Public need greater reassurance about the use of artifical intelligence in the public sector
Kevin O'Sullivan, February 11, 2020 3 min read

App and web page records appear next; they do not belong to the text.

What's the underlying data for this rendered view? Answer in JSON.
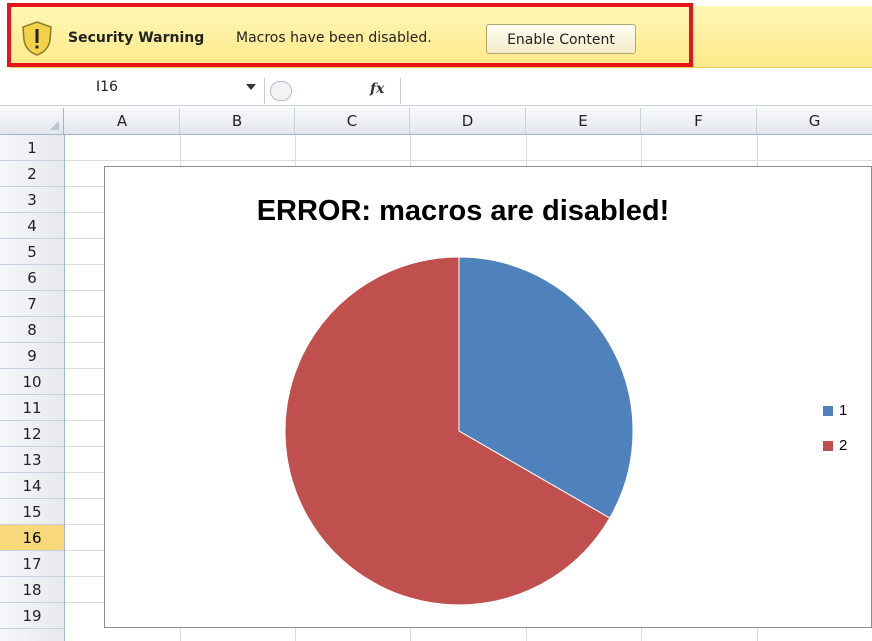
{
  "security_bar": {
    "title": "Security Warning",
    "message": "Macros have been disabled.",
    "button_label": "Enable Content"
  },
  "formula_bar": {
    "name_box": "I16",
    "fx_label": "fx"
  },
  "columns": [
    "A",
    "B",
    "C",
    "D",
    "E",
    "F",
    "G"
  ],
  "rows": [
    "1",
    "2",
    "3",
    "4",
    "5",
    "6",
    "7",
    "8",
    "9",
    "10",
    "11",
    "12",
    "13",
    "14",
    "15",
    "16",
    "17",
    "18",
    "19"
  ],
  "active_row": "16",
  "colors": {
    "series_1": "#4f81bd",
    "series_2": "#c0504d",
    "highlight_border": "#e8141c"
  },
  "chart_data": {
    "type": "pie",
    "title": "ERROR: macros are disabled!",
    "categories": [
      "1",
      "2"
    ],
    "values": [
      1,
      2
    ],
    "legend_placement": "right"
  }
}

The general public need greater reassurance about the use of artifical intelligence (AI) by public sector bodies, a new report has found. There is a lack of transparency about where AI is being used by public sector organisations and concerns over data biases in machine learning algorithms, which could infringe human rights. The Committee on Standards in Public Life – which advises the Prime Minister on ethical standards across the whole of public life in England – has found that the UK’s regulatory and governance framework for AI in the public sector remains a ‘work in progress’ and deficiencies are ‘notable’. The work of the Office for AI, the Alan Turing Institute, the Centre for Data Ethics and Innovation (CDEI), and the Information Commissioner’s Office (ICO) are all “commendable”, the 78-page review into Artificial Intelligence and Public Standards found. But on the issues of transparency and data bias in particular, there is an “urgent need for guidance and regulation.” The committee published its report and recommendations to the Prime Minister to ensure that high standards of conduct are upheld as technologically assisted decision making is adopted more widely across the public sector. The Committee also published new polling on public attitudes to AI. Jonathan Evans, Chair of the Committee on Standards in Public Life said: “Honesty, integrity, objectivity, openness, leadership, selflessness and accountability were first outlined by Lord Nolan as the standards expected of all those who act on the public’s behalf. “Artificial intelligence – and in particular, machine learning – will transform the way public sector organisations make decisions and deliver public services. Demonstrating high standards will help realise the huge potential benefits of AI in public service delivery. However, it is clear that the public need greater reassurance about the use of AI in the public sector. “Public sector organisations are not sufficiently transparent about their use of AI and it is too difficult to find out where machine learning is currently being used in government. “Explanations for decisions made by machine learning are important for public accountability. Explainable AI is a realistic and attainable goal for the public sector – so long as public sector organisations and private companies prioritise public standards when they are designing and building AI systems.” Data bias remains a serious concern. Further work is needed on measuring and mitigating the impact of bias to prevent discrimination via algorithm in public services. Evans, a former MI5 Director General, added: “We conclude that the UK does not need a new AI regulator, but that all regulators must adapt to the challenges that AI poses to their specific sectors. We endorse the government’s intentions to establish CDEI as an independent, statutory body that will advise government and regulators in this area. “All public bodies using AI to deliver frontline services must comply with the law surrounding data-driven technology and implement clear, risk-based governance for their use of AI. Government should use its purchasing power in the market to set procurement requirements that ensure that private companies developing AI solutions for the public sector appropriately address public standards. “This new technology is a fast-moving field, so government and regulators will need to act swiftly to keep up with the pace of innovation. By ensuring that AI is subject to appropriate safeguards and regulations, the public can have confidence that new technologies will be used in a way that upholds the Seven Principles of Public Life as the public sector transitions into a new AI-enabled age.